• **WHAT YOU NEED TO DO**
When you reach the line that contains "What data populates", begin copying exactly, and continue through the last line of the data; no pictures belong in the copy.

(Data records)
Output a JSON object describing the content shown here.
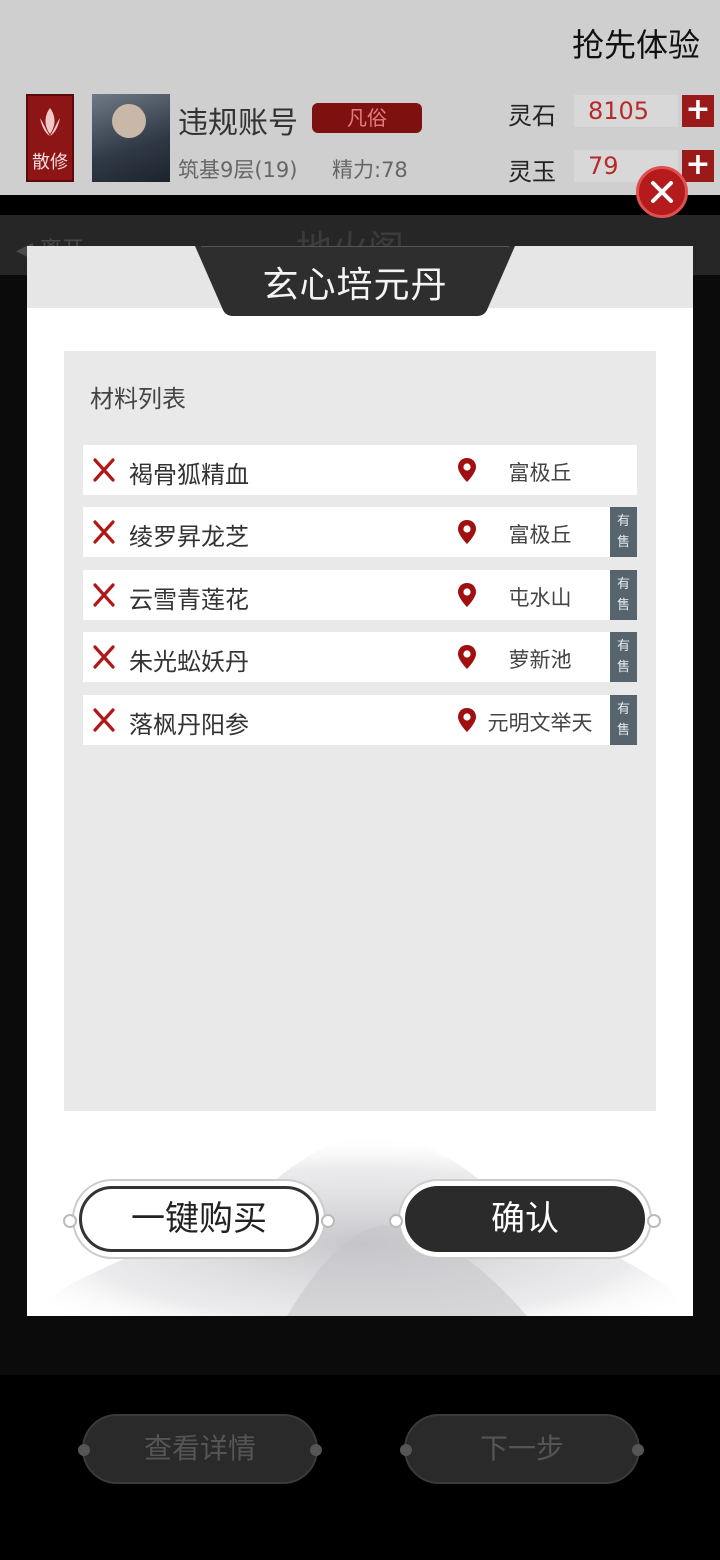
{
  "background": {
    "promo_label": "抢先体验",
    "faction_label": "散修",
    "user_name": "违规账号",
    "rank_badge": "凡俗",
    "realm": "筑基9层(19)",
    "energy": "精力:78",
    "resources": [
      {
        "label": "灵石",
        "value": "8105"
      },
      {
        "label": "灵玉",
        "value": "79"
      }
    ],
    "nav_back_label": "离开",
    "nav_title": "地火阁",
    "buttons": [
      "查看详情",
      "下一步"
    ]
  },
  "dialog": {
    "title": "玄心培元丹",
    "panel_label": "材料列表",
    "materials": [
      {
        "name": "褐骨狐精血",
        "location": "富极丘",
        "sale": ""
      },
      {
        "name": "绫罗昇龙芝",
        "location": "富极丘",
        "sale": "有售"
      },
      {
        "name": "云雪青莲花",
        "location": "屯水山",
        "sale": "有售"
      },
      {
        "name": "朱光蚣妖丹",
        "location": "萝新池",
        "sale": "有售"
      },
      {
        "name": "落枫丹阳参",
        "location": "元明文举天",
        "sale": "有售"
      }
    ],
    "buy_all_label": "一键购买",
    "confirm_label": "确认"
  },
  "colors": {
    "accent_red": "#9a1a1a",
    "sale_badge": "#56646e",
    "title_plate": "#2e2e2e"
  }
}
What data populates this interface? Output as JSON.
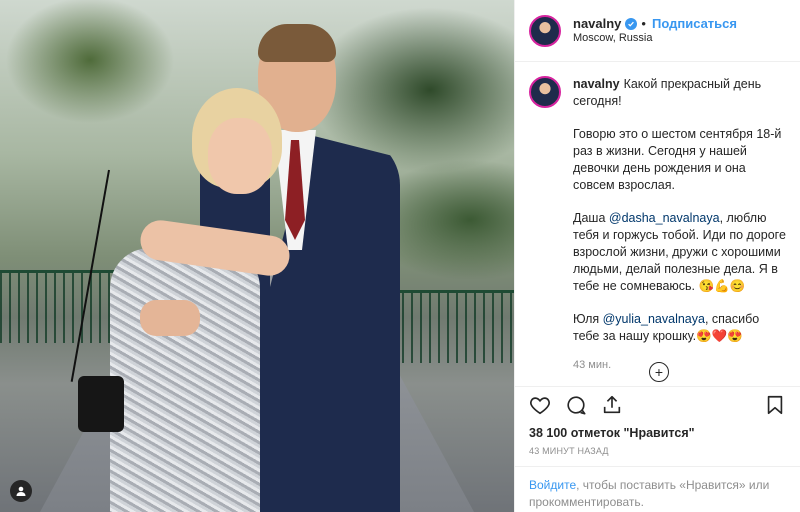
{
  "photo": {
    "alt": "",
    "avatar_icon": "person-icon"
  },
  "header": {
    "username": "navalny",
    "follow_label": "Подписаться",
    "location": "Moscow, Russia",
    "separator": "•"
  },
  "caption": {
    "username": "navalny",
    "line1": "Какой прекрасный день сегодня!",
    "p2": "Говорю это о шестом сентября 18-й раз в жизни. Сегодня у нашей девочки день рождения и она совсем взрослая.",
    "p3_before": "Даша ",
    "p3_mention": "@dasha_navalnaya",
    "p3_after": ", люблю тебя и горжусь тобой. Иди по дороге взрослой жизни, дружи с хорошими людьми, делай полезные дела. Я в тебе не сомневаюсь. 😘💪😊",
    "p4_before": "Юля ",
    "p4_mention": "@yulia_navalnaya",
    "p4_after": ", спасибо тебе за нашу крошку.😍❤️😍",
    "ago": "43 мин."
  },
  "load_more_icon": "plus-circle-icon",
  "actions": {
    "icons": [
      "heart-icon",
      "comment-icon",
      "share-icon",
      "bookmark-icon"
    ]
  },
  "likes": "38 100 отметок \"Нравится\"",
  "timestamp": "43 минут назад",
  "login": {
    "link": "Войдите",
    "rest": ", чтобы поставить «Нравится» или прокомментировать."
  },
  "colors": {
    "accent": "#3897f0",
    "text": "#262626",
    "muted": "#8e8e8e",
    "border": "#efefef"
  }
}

• **SOLUTION FOR THIS TASK**
What data populates this interface? Output as JSON.
{
  "photo": {
    "alt": "",
    "avatar_icon": "person-icon"
  },
  "header": {
    "username": "navalny",
    "follow_label": "Подписаться",
    "location": "Moscow, Russia",
    "separator": "•"
  },
  "caption": {
    "username": "navalny",
    "line1": "Какой прекрасный день сегодня!",
    "p2": "Говорю это о шестом сентября 18-й раз в жизни. Сегодня у нашей девочки день рождения и она совсем взрослая.",
    "p3_before": "Даша ",
    "p3_mention": "@dasha_navalnaya",
    "p3_after": ", люблю тебя и горжусь тобой. Иди по дороге взрослой жизни, дружи с хорошими людьми, делай полезные дела. Я в тебе не сомневаюсь. 😘💪😊",
    "p4_before": "Юля ",
    "p4_mention": "@yulia_navalnaya",
    "p4_after": ", спасибо тебе за нашу крошку.😍❤️😍",
    "ago": "43 мин."
  },
  "load_more_icon": "plus-circle-icon",
  "actions": {
    "icons": [
      "heart-icon",
      "comment-icon",
      "share-icon",
      "bookmark-icon"
    ]
  },
  "likes": "38 100 отметок \"Нравится\"",
  "timestamp": "43 минут назад",
  "login": {
    "link": "Войдите",
    "rest": ", чтобы поставить «Нравится» или прокомментировать."
  },
  "colors": {
    "accent": "#3897f0",
    "text": "#262626",
    "muted": "#8e8e8e",
    "border": "#efefef"
  }
}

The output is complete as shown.